Start by using the cleaner and the brush. You’ll want to clean the entire steering wheel a couple of times. Keep cleaning until you don’t get any discoloration on the towel you use to wipe it off. If the wheel is in really bad condition, use the leather cleaning spirit as well (in a well ventilated area.) Once dry, lightly sand the entire wheel, paying special attention not to sand the stitching or sand too much. You just want to rough up the surface and knock down any imperfections. If you wheel has been refinished before, take special care not to sand too much, especially if it is a heated wheel. When finished, clean again with the leather cleaning spirit. Let dry.
Leather Fresh is a leather dye that dries quickly to a matt finish. Work a small area at a time and dab it on with the sponge, don’t paint it on. Use a heat gun on low or a hair dryer on high to dry the dye. It can be handled as soon as it is dry, but wait 24 hours before applying any protectant. You’ll want to apply 2-3 light coats over the entire wheel and more where it was heavily faded. Give yourself about an hour for the entire project.
When I got this car, it had been under a car cover for about nine months. Included in the receipts was a recent bill for detailing. I couldn’t connect the dots, so to speak. How could this nose be so dirty when the car was recently detailed? Those spots weren’t dirt. That was mold. Ew.
Clear bra can be a great way to protect the paint of your car, especially along the the leading edge of the hood where it is subject to all kinds of debris. The key to remember, however, is that it is a disposable layer of protection. It’s supposed to be replaced periodically, usually every 3-5 years.
This clear bra was probably 10 years old. It was faded and cracked in places. It trapped water between the film and the paint and that’s where the mold developed. If the film isn’t too old, removal is just a matter of using heat to activate the adhesive, catching a leading edge, and peeling it off. No such luck in this case.
Every inch of this stuff had to be carefully scraped off by hand. Heat it too much and the film liquifies leaving the adhesive behind. Don’t get it hot enough and it won’t come off at all. In the end, what worked best was to heat a small area with a heat gun, then use a plastic scraper to scrape it off, much like paint removal on an old piece of furniture. I found an old credit card worked best. The plastic is harder than the film, but softer than the paint. Steam worked well on areas which weren’t petrified, like the mirror caps. There the film would come off in several inch long chunks, but on the hood it was all heat and scrape.
It took about six hours to complete. My reward when finished was a new roundel. I also polished the headlights while I was there.
Ever set out on a task that should be easy and you quickly find out it isn’t? This was one of those. For most BMW headrests up until about 2008 you just had to pull straight up to remove them from the seat backs. At least that’s how it always worked on the front head rests.

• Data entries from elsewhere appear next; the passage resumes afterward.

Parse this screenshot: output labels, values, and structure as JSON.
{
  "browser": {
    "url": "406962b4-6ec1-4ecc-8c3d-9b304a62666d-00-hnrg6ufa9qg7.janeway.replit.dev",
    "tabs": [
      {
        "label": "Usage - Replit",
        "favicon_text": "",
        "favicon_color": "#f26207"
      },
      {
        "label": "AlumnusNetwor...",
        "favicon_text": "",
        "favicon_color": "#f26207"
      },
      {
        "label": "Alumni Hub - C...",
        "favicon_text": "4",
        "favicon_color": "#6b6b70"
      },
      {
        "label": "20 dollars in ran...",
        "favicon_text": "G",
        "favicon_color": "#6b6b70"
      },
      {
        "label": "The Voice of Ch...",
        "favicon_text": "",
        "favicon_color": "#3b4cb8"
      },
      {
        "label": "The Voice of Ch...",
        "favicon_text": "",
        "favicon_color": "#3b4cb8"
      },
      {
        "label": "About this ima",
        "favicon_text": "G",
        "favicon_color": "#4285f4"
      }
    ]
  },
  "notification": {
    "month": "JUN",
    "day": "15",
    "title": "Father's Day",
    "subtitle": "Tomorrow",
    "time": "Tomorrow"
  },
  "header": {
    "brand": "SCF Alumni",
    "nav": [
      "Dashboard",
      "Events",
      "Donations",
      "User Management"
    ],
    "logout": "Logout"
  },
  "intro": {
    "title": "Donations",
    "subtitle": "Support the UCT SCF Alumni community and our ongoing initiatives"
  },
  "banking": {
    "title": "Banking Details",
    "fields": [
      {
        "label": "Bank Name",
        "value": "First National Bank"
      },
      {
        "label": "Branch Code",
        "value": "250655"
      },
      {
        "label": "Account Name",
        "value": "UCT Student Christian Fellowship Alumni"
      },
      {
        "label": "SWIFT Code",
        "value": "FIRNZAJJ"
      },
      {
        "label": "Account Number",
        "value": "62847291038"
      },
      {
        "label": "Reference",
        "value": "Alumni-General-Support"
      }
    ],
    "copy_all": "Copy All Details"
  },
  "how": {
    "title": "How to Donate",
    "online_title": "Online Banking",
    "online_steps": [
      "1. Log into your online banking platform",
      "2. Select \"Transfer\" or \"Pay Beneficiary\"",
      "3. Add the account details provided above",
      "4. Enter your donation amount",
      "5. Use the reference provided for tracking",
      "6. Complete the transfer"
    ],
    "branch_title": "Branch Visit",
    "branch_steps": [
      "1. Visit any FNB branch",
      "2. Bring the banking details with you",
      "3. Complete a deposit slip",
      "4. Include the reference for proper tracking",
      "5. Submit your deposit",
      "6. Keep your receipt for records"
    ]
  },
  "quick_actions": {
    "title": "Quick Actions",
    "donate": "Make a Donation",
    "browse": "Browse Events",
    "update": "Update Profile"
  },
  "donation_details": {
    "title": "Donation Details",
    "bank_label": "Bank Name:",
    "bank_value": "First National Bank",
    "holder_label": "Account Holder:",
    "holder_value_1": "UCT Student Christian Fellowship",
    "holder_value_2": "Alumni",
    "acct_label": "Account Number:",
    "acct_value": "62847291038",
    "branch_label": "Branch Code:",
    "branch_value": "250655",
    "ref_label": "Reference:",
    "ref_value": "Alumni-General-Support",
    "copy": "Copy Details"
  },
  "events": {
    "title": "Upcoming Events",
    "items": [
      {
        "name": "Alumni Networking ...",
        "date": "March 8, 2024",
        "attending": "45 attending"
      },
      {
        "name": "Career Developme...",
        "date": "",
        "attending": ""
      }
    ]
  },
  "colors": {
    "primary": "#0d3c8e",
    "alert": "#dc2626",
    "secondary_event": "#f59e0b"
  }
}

Things got more complicated with the facelift E90 seats as they contained a charge that moved the headrest forward in a collision. For those head rests, you have to remove the back of the seat and unplug the wire before you can pull it free. So when I’m working on this 2004 M3, I’m thinking, easy-peasy, I’ll just pull up, no worries.
Then when that didn’t work, I turn to the trusty interwebs for sage advice and I’m told not to pull straight up, but cup your hands together on one side, and pull diagonally, one side at a time (which does work oddly enough.) But I got to thinking there had to be a more logical reason why this was so difficult.
And if you lift the covering on the rear parcel shelf you can see it. There are actually two clips holding each head rest. The two hand method just twisted them to spring them free. Easier is to just reach in with long needle nose pliers and pull them free. Then the head rests just pull out, easy-peasy. You’re welcome inter webs.